Background Information<br /><ul><li>Saint Joan of Arc or The Maid of Orleans (French: Jeanne d'Arc). 1412 – 30 May 1431 is considered a national heroine of France and a Catholic saint. A peasant girl born in eastern France who claimed Divine guidance, she led the French army to several important victories during the Hundred Years' War which paved the way for the coronation of Charles VII.
She was captured by the Burgundians, sold to the English, tried by an ecclesiastical court, and burned at the stake when she was nineteen years old. Twenty-five years after the execution, Pope Callixtus III examined the trial, pronounced her innocent and declared her a martyr.
She was beatified in 1909 and canonized in 1920. She is, along with St. Denis, St. Martin of Tours, St. Louis IX, and St. Theresa of Lisieux, one of the patron saints of France. Joan asserted that she had visions from God which instructed her to recover her homeland from English domination late in the Hundred Years' War. The uncrowned King Charles VII sent her to the siege of Orleans as part of a relief mission.

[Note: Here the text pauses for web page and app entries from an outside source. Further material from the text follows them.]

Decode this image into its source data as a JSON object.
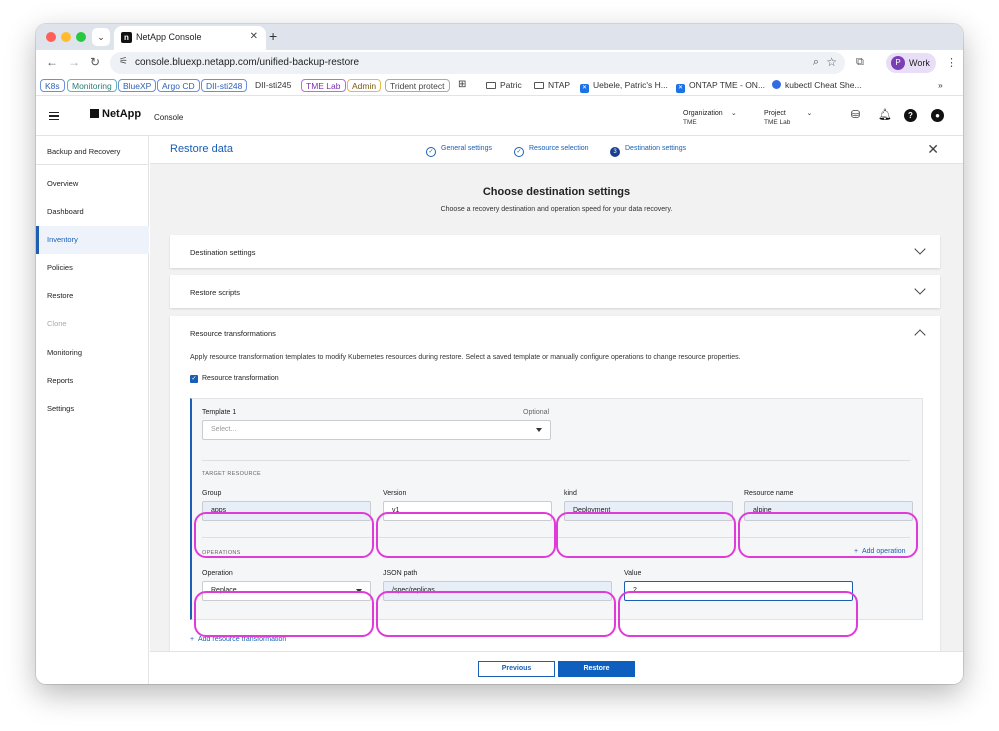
{
  "browser": {
    "tab_title": "NetApp Console",
    "url": "console.bluexp.netapp.com/unified-backup-restore",
    "profile_initial": "P",
    "profile_name": "Work",
    "bookmarks": [
      "K8s",
      "Monitoring",
      "BlueXP",
      "Argo CD",
      "DII-sti248",
      "DII-sti245",
      "TME Lab",
      "Admin",
      "Trident protect",
      "Patric",
      "NTAP",
      "Uebele, Patric's H...",
      "ONTAP TME - ON...",
      "kubectl Cheat She..."
    ]
  },
  "header": {
    "logo": "NetApp",
    "app_name": "Console",
    "organization_label": "Organization",
    "organization_value": "TME",
    "project_label": "Project",
    "project_value": "TME Lab"
  },
  "sidebar": {
    "title": "Backup and Recovery",
    "items": [
      "Overview",
      "Dashboard",
      "Inventory",
      "Policies",
      "Restore",
      "Clone",
      "Monitoring",
      "Reports",
      "Settings"
    ],
    "active": "Inventory",
    "disabled": "Clone"
  },
  "wizard": {
    "title": "Restore data",
    "steps": [
      {
        "label": "General settings",
        "state": "done"
      },
      {
        "label": "Resource selection",
        "state": "done"
      },
      {
        "label": "Destination settings",
        "state": "current",
        "number": "3"
      }
    ]
  },
  "content": {
    "heading": "Choose destination settings",
    "subheading": "Choose a recovery destination and operation speed for your data recovery.",
    "panels": {
      "destination": "Destination settings",
      "scripts": "Restore scripts",
      "transformations": "Resource transformations"
    },
    "transform_desc": "Apply resource transformation templates to modify Kubernetes resources during restore. Select a saved template or manually configure operations to change resource properties.",
    "checkbox_label": "Resource transformation",
    "template_label": "Template 1",
    "template_optional": "Optional",
    "template_placeholder": "Select...",
    "target_section": "TARGET RESOURCE",
    "group_label": "Group",
    "group_value": "apps",
    "version_label": "Version",
    "version_value": "v1",
    "kind_label": "kind",
    "kind_value": "Deployment",
    "resname_label": "Resource name",
    "resname_value": "alpine",
    "operations_section": "OPERATIONS",
    "add_operation": "Add operation",
    "operation_label": "Operation",
    "operation_value": "Replace",
    "jsonpath_label": "JSON path",
    "jsonpath_value": "/spec/replicas",
    "value_label": "Value",
    "value_value": "2",
    "add_transformation": "Add resource transformation"
  },
  "footer": {
    "previous": "Previous",
    "restore": "Restore"
  },
  "colors": {
    "accent": "#1a5fb4",
    "highlight": "#e03ad8"
  }
}
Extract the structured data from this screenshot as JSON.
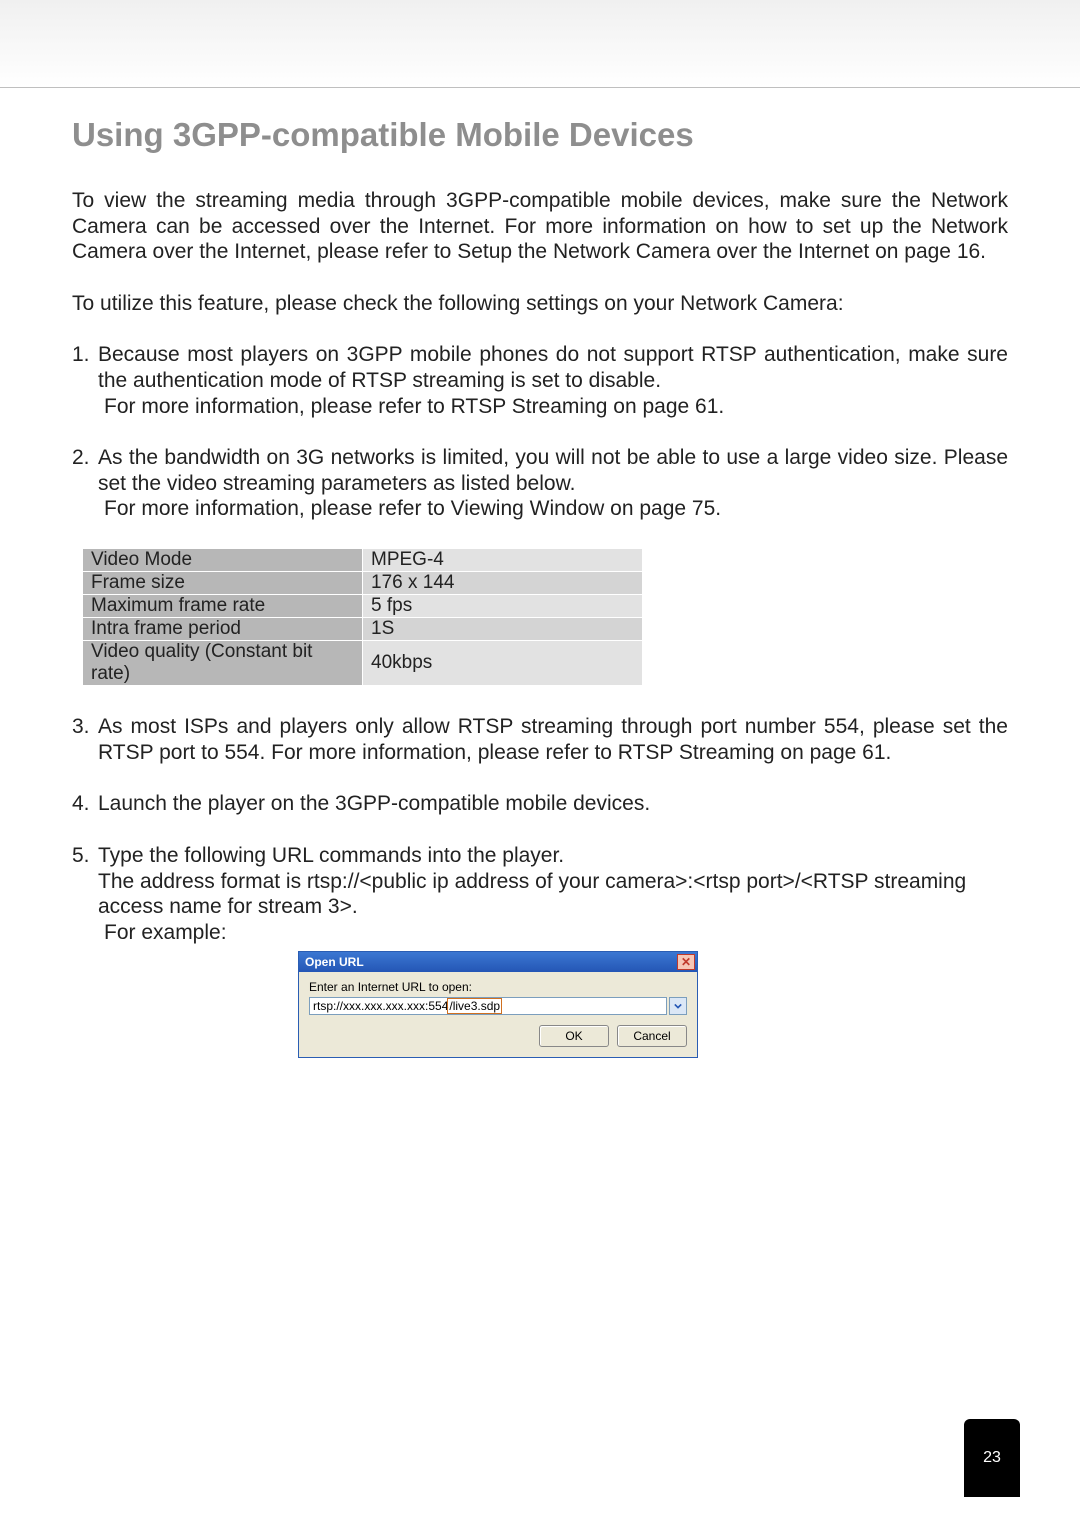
{
  "title": "Using 3GPP-compatible Mobile Devices",
  "para1": "To view the streaming media through 3GPP-compatible mobile devices, make sure the Network Camera can be accessed over the Internet. For more information on how to set up the Network Camera over the Internet, please refer to Setup the Network Camera over the Internet on page 16.",
  "para2": "To utilize this feature, please check the following settings on your Network Camera:",
  "items": [
    {
      "num": "1.",
      "text": "Because most players on 3GPP mobile phones do not support RTSP authentication, make sure the authentication mode of RTSP streaming is set to disable.",
      "sub": [
        "For more information, please refer to RTSP Streaming on page 61."
      ]
    },
    {
      "num": "2.",
      "text": "As the bandwidth on 3G networks is limited, you will not be able to use a large video size. Please set the video streaming parameters as listed below.",
      "sub": [
        "For more information, please refer to Viewing Window on page 75."
      ]
    }
  ],
  "setting_rows": [
    {
      "label": "Video Mode",
      "value": "MPEG-4"
    },
    {
      "label": "Frame size",
      "value": "176 x 144"
    },
    {
      "label": "Maximum frame rate",
      "value": "5 fps"
    },
    {
      "label": "Intra frame period",
      "value": "1S"
    },
    {
      "label": "Video quality (Constant bit rate)",
      "value": "40kbps"
    }
  ],
  "items2": [
    {
      "num": "3.",
      "text": "As most ISPs and players only allow RTSP streaming through port number 554, please set the RTSP port to 554. For more information, please refer to RTSP Streaming on page 61.",
      "sub": []
    },
    {
      "num": "4.",
      "text": "Launch the player on the 3GPP-compatible mobile devices.",
      "sub": []
    },
    {
      "num": "5.",
      "text": "Type the following URL commands into the player.",
      "sub": [
        "The address format is rtsp://<public ip address of your camera>:<rtsp port>/<RTSP streaming access name for stream 3>.",
        "For example:"
      ]
    }
  ],
  "dialog": {
    "title": "Open URL",
    "label": "Enter an Internet URL to open:",
    "input_prefix": "rtsp://xxx.xxx.xxx.xxx:554",
    "input_highlight": "/live3.sdp",
    "ok": "OK",
    "cancel": "Cancel"
  },
  "page_number": "23"
}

She gained prominence when she overcame the dismissive attitude of veteran commanders and lifted the siege in only nine days. Several more swift victories led to Charles VII's coronation at Reims and settled the disputed succession to the throne. Down to the present day, Joan of Arc has remained a significant figure in Western culture. From Napoleon onward, French politicians of all leanings have invoked her memory</li></li></ul><li>Food/Diet<br />Joan , her friends , family and mostly everyone she knew (peasants) ate mainly barley. Sometimes they made their barley into bread, and sometimes into pancakes or pizza, and sometimes into barley porridge (like oatmeal) and sometimes into barley soup. But every day, breakfast, lunch and dinner, most of every meal was barley. <br />As much as they could, the poor people found other things to eat with their barley to make more of a verity. They grew carrots and onions and cabbage and garlic to put in their soup, and they made cheese to eat with their bread and melt on their pizza, and they gathered apples and pears and mushrooms as well, so they could make apple pies or baked apples. And they tried to get honey to sweeten their treats. They grew herbs like basil and rosemary to flavour their food. Mostly poor people drank ale or beer in England and Germany, wine in France and Italy and Spain. Even the beer was made from barley!<br />
Fashion<br />Joan wore simple female peasant clothes as a young child but from her departure from Vaucouleursshe wore men's clothes. This raised questions in her own era and raised other questions in the twentieth century. The technical reason for her execution was a biblical clothing law. The nullification trial reversed the conviction in part because the condemnation proceeding had failed to consider the doctrinal exceptions to that stricture.<br />In terms of policy, she was safe to disguise herself as a page . People on her side at her trail said she continued to wear male clothing in prison to prevent “molestation” and rape. <br />
Money/Lifestyle<br />Joan was a simple village girl , she spent most of her time at church.<br /><ul><li>Her parents owned about 50 acres (20 hectares) of land and her father supplemented his farming work with a minor position as a village official, collecting taxes and heading the local watch. They lived in an isolated patch of north-eastern territory that remained loyal to the French crown despite being surrounded by Burgundian lands. Several local raids occurred during her childhood and on one occasion her village was burned.</li></li></ul><li>Joans Birthplace<br />
Punishment/Ruels<br />Joan grew up in in patriarchal society, the church had many laws and rules which you had to abide by or be made to face the consequences.<br />Types of Crimes:-Witchcraft-Vagrancy-Theft-SmugglingTypes of Punishments :-Hanging-Burning-Pillory-Whipping-Branding-The Wheel<br />
Culture<br />Medieval CultureIn the feudal system society was organized as a “pyramid”. The clergy and nobles were at the top, peasants at the bottom. Peasants, like Joan, worked on the land and lived in rough huts, which they often shared with their animals. They slept on straw mattresses on the floor. In the middle were the scientists, merchants, craftsmen and yeoman farmers.<br />Joan came under the two category's of<br />WomenWomen were seen as helpless, stupid but beautiful, and pure.<br />MerchantsMerchants bought and sold goods such as furs and wool. Some became very wealthy and started the first banks. Merchants and craftsmen formed powerful associations called guilds. They sold their goods at fairs where people gathered to trade and to have fun.<br />
Entertainment<br />Because Joan was a peasant she would do things like , go to fairs ,and take part in festivals hosted by the church.<br />She was very religious and spent most of her time at the church.<br />
Eduction<br />Joan was very under educated by the time of her death.<br />She would be on the farm working rather than learning to read and write , which was only open to rich , boys.<br />